Will the "professionalization" of the IT industry hurt or help us as individuals? Will it truly benefit the industry itself? These are questions we need to ask, as IT work struggles out of its infancy into an uneasy adolescence. The answers are not easy or clear-cut.

It may be that the traditional professional model will never be a comfortable fit. As with so many other things, technology may re-define the professional model.

Deb Shinder

A new model

Perhaps the answer is for the IT world to get itself organized - but not too organized. To put in place mechanisms for standardizing testing and maintaining professional credentials, as companies such as Microsoft, Novell and Cisco have attempted to do with their certification programs. The multi-tiered Cisco program that offers a difficult-to-obtain, premium certification (CCIE), and the recent changes to the MCSE and MCT programs are, in my opinion, steps in the right direction.
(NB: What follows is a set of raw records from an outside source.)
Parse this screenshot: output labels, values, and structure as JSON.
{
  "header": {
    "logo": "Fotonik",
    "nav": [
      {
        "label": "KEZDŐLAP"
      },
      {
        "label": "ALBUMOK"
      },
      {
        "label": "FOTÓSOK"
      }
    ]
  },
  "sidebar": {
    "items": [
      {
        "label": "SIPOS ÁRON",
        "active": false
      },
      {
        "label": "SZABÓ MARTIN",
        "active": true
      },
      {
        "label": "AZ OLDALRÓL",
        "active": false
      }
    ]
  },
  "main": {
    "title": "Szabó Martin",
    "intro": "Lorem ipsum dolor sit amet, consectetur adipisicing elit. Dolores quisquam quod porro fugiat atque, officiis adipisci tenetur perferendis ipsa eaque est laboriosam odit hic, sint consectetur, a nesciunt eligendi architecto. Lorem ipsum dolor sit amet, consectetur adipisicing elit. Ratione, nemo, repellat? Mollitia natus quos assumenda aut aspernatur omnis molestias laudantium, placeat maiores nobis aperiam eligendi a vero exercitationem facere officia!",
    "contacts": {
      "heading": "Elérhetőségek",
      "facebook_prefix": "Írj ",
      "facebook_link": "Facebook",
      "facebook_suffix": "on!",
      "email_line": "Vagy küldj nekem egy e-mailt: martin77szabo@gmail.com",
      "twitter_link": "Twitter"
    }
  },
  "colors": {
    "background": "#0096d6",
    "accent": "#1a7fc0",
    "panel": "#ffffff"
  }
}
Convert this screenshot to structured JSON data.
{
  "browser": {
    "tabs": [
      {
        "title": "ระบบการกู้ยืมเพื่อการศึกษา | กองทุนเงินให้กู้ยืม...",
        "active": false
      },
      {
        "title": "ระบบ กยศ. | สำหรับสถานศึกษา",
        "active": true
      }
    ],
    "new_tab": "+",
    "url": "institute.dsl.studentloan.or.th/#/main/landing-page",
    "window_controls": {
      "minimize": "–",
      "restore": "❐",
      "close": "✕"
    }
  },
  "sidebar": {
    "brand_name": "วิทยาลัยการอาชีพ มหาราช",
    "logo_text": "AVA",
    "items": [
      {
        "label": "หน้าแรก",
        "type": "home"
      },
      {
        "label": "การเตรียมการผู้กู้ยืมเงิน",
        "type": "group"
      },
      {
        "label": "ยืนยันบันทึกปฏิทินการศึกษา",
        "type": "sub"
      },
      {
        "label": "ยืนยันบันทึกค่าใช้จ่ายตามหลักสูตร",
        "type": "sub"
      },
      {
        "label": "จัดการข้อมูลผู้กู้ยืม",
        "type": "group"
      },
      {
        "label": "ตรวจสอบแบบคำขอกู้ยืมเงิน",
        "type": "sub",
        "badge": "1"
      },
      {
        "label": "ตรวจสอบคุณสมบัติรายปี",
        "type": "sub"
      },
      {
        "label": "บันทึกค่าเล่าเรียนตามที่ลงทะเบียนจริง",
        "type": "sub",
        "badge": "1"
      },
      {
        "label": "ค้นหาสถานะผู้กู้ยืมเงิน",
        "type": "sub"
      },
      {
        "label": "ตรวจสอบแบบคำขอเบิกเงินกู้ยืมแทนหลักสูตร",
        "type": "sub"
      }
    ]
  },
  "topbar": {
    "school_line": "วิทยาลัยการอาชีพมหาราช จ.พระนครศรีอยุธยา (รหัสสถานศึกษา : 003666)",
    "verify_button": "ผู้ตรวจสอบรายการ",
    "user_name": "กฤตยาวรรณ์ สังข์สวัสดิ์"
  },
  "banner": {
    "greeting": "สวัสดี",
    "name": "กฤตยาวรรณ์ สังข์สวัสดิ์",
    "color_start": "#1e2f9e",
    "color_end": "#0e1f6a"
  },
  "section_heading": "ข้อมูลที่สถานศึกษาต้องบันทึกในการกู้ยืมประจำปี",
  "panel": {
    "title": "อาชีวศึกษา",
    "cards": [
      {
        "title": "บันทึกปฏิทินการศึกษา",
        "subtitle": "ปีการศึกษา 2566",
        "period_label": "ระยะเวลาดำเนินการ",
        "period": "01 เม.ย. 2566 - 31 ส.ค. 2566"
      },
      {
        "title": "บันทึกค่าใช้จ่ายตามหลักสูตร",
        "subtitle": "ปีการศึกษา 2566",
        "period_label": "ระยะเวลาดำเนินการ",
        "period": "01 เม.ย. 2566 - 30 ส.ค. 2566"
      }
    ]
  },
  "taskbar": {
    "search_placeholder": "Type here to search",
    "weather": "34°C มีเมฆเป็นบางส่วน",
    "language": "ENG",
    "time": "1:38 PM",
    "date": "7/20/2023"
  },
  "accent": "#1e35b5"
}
Government intervention and regulation (again in my opinion) are not.

I also believe it's time for the industry to address the many ethical issues that arise in the working life of an IT pro. We will never have the respect of other professionals unless we do so. Ethics and legal issues (which are not the same) should be part of network administration training curriculums just as they are part of the educational process for aspiring doctors, lawyers, police officers, etc. We work in a world where often nebulous laws govern transactions involving intangible intellectual "property," where legal jurisdiction is often unclear due to the global nature of the Internet, where the line between the world inside the computer screen and the "real" world is often blurred. 

New entrants into this complex field need guidance - not just in how to configure a router or calculate an IP subnet, but in how to navigate the turbulent waters where man and machine interact and the former's master of the latter confers a great deal of power - and responsibility.

Deb Shinder

"Profession" vs. "professional"

A common misconception is that only members of a profession can be "professional." In reality, the meanings of the two words are distinct. While the definitions we discussed above are generally recognized as distinguishing an occupation as a "profession," the adjective"professional" has a much broader meaning:

Having or showing great skill, performing a job in an efficient and effective

manner; behaving in a way that promotes one's reputation as a person
who delivers work of highest quality.

You needn't be a member of a profession to do a professional job. I believe that we, as IT workers, will benefit ourselves more by focusing on upgrading our performance to the professional level, than upgrading our occupation to the status of a "profession."

This article was originally published on Saturday Sep 30th 2000
Mobile Site | Full Site